Matt Sinclair, a New York City-based journalist and fiction writer, is also president and chief elephant officer of Elephant's Bookshelf Press, which recently published Summer's Edge and Summer's Double Edge, which are available through Smashwords (SE) (SDE) and Amazon (SE) (SDE), and include stories from several FTWA writers. In 2012, EBP published its initial anthologies: The Fall: Tales from the Apocalypse, (available viaAmazon and Smashwords) and Spring Fevers (also available through Smashwords, andAmazon). Matt blogs at the Elephant's Bookshelf and is on Twitter @elephantguy68.
Friday, September 20, 2013
Assessing the Value of Tools
by Matt Sinclair
What sells you when you decide to buy a book? Perhaps you were drawn by the cover art. Did the title catch your eye first? Was it a blurb on the back? You may have read a review and decided long before you ruffled the pages that this was the next item for your to-be-read pile.
As an author, all these are valuable tools to employ. Some are harder to come by. Not everyone is going to see their book reviewed by the New York Times. For self-published authors, a mention there might happen only if the book becomes a surprise hit and warrants a news story. To be sure, that’s quite valuable in itself, but again not a likely outcome.
Reviews on Amazon and Goodreads are something all of us should be seeking for our books. But even these might be hit or miss. To be sure, it’s nice when people indicate a book is now on their “Want to read” list, but it’s more significant when “AvidReader123” writes a three paragraph review of glowing praise, especially if Avid has written half a ton of other reviews that people found helpful.
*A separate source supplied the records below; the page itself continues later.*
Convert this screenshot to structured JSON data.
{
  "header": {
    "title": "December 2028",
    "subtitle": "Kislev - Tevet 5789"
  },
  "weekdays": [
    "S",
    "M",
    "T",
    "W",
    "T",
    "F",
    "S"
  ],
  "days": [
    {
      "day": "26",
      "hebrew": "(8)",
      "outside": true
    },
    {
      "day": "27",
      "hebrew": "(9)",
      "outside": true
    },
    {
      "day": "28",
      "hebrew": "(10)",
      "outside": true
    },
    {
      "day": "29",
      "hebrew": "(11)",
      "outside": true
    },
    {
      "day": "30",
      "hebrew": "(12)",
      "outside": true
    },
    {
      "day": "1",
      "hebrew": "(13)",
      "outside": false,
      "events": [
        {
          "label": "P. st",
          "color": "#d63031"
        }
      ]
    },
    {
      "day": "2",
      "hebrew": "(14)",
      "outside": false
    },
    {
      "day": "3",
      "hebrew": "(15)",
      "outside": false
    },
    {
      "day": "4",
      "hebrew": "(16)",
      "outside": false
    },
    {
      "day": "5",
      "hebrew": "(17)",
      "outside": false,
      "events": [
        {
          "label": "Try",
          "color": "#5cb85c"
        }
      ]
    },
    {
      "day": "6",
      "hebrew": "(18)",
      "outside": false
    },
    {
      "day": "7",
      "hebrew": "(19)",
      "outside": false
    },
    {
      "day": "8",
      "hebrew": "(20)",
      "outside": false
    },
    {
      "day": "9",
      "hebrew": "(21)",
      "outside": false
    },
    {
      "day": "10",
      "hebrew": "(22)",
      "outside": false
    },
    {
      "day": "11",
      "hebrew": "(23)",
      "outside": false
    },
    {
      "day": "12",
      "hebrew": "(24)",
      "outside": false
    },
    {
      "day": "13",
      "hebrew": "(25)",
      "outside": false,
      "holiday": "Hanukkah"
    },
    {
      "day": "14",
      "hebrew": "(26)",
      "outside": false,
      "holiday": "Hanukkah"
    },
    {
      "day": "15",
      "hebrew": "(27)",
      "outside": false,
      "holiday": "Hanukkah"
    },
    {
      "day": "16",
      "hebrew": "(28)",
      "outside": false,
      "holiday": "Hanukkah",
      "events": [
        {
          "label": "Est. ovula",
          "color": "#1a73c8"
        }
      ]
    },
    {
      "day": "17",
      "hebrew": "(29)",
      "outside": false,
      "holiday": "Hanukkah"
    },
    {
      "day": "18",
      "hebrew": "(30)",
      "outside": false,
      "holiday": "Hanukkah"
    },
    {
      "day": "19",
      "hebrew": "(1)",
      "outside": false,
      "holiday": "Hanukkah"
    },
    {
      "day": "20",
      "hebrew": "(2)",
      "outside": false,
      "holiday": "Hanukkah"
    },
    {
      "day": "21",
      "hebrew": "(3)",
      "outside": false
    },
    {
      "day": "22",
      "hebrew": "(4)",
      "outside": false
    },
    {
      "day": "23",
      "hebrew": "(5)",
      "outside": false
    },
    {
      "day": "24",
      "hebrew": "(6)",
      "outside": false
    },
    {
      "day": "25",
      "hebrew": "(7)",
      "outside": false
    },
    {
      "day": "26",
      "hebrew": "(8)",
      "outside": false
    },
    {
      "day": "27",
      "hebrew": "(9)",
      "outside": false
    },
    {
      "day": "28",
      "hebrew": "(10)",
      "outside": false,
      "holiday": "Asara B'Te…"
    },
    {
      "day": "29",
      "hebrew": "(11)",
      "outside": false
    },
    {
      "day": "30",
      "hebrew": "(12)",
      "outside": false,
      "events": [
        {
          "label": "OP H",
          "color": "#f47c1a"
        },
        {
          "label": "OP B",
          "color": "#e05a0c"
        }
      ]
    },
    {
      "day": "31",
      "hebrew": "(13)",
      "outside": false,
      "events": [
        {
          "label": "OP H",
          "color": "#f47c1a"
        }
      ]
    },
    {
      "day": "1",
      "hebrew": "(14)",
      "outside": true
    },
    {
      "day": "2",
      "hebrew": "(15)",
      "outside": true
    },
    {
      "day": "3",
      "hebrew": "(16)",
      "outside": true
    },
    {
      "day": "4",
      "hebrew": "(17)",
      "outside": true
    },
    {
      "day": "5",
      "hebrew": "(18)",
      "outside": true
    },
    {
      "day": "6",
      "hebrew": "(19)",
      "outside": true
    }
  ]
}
Let’s go back to the blurb. These are certainly nice to have. And for the unknown writer, they can be more than just nice. Imagine how helpful it would be if your publisher got Stephen King to blurb your debut psychological thriller. That could certainly translate into sales. It could even generate buzz.
But blurbs from brand name authors are awfully tough to get, too. Agents know to protect their authors from blurbing too often. I know writers who are kept on a strict one-blurb-a-year diet.
Ok, so Stephen King won’t blurb your book and neither will his son Joe Hill. But what if one of those guys tweeted your book’s debut? Might that be worth something to you? What if George Takei shared mention of your novel on Facebook? Think his followers might take notice? Honestly, I think those might be more valuable than a blurb these days.
Of course, such electronic real estate is also hard to come by. Heck, finding a twenty dollar bill on the ground might be more common. But it still might be easier to get a tweet than a blurb.
Think of your own social media habits. Don’t you share things you found interesting? You’re writers: what are you reading? That’s a form of endorsement in itself. If you tweet out what you’re reading, some of your followers might check it out, too. Perhaps you’d enjoy sharing a bevy of your favorite covers on Instagram.
The key is having a well-stocked toolbox. Some tools are sharper than others, some cost more or have limited use. But assess what each one can do for you -- and for others. In the end, you get back what you give.